Rather it had been the effect of the sermonising of that very same minister, a certain Reverend Alexander Macbean, the vicar of the parish of Kincardine. He had gone from one end of the valley to the other preaching a message of submission to the law of the land, a law which enshrined the rights of the landlords far above the those of the tenantry. It is true that the Minister was incensed by the violence of the police and the militia towards his parishioners, and he roundly condemned the Sheriff for the way he had conducted the affair. But at the same time he preached obedience, making it clear that disobedience to the law in this case was paramount to rebellion against God, and that the result of such rebellion was the fires of hell. It was this vicar who eventually got the tenants to write a letter to James Aird, the Ground Agent of Novar, asking him to meet them at the Inn with new Writs of Removal. They met him there on the 14th and accepted the papers. The Sheriff and his little army returned to Dingwall, the crisis past. Two months later, with the Spring bringing warmth and life back to their beloved valley, the people left, over 400 of them.

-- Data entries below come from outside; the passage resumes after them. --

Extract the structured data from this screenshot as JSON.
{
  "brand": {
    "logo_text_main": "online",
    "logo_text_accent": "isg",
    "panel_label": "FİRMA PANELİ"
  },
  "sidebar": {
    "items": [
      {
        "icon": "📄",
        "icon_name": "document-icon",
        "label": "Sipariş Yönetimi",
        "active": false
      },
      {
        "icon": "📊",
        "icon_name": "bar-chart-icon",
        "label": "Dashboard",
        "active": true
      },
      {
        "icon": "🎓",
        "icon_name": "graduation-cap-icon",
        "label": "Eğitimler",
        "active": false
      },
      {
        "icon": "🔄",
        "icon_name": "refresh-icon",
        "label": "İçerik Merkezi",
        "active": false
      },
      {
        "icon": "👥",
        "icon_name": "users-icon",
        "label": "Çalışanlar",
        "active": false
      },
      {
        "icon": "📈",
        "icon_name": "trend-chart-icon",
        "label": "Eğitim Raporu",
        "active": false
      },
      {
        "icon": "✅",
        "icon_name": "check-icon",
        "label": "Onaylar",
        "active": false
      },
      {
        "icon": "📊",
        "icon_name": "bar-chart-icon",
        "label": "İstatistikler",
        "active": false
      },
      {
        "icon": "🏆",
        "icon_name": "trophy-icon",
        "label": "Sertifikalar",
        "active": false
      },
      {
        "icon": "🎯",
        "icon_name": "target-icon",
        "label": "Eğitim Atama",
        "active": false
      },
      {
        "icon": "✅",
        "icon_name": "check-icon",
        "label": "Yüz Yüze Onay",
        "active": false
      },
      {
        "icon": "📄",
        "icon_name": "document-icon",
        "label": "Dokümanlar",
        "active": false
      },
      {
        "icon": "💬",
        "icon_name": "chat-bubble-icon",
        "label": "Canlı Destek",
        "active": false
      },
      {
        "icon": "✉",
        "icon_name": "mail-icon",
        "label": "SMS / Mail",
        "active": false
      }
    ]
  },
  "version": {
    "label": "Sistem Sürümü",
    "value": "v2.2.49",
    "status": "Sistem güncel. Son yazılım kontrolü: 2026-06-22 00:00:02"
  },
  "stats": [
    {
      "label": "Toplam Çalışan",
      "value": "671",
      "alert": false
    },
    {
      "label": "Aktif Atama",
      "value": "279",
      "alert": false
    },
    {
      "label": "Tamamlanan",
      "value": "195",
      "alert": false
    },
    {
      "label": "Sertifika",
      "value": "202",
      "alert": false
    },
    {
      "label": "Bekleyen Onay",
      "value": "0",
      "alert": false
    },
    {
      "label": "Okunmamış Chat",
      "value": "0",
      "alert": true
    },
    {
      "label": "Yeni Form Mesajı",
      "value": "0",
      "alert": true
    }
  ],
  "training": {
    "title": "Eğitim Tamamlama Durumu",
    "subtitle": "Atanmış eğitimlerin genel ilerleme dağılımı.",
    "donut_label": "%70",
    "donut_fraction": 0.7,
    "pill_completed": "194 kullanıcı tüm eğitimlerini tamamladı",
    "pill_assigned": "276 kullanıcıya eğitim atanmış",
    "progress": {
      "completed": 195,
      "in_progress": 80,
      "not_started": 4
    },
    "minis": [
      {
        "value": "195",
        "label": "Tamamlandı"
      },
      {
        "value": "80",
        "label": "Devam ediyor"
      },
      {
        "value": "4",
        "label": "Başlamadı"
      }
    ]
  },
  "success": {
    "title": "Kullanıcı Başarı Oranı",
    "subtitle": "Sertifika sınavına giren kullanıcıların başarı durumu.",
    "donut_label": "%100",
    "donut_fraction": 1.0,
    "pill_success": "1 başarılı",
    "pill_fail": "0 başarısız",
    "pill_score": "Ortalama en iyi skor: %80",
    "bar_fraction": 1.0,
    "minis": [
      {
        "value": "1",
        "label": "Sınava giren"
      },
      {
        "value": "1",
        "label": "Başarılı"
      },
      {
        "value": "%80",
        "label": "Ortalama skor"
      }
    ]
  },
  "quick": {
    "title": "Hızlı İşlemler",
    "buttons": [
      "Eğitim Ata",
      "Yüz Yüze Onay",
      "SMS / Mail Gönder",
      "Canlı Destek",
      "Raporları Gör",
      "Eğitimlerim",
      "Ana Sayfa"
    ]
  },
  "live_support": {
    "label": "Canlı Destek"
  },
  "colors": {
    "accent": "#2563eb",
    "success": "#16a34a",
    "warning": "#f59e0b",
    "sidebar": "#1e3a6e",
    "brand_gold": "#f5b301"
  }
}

Did James Ross have a part to play in these dramatic events or was he a silent bystander? Did he take in any of the departing people as they began their journeys to places unknown? There are no records of his household before the 1841 census, so these questions are impossible to answer. But James could hardly have been unaffected. A year or two after the Culrain revolt he married Catherine Urquhart, a Sutherland lass from Golspie. How did he meet her? Was she too affected by the Clearances?
There was further trouble in 1821 at Gruids, in Sutherland, just five miles north of Culrain and ten miles west of Golspie. This was the work of Lord Stafford. The eastern valleys of Ross and Sutherland were being emptied of people. The townspeople of these shires like James Ross and Catherine Urquhart were not directly affected but they saw the sorry crofters drift through their villages and towns. Among the displaced were friends and relatives. The Highland way of life that stretched back generations was being changed. A rift had arisen between the rich and the poor. The clan loyalty that had characterised the Highlands for centuries was disintegrating. Poor people were wondering increasingly what the future of the Highlands would look like. The young began to wonder about starting new lives in distant lands. James Ross may have been one, though he lived his whole life in Gledfield and is buried with his wife in the Kincardine churchyard. But as he and his wife raised their family together over the ensuing decades the future of the Highlands and the prospects of a life further away was surely a frequent topic of conversation.
The clearance of Strath Oykel was the first blow in the fight for the glens of Easter Ross. It was over twenty years before the next blow was struck.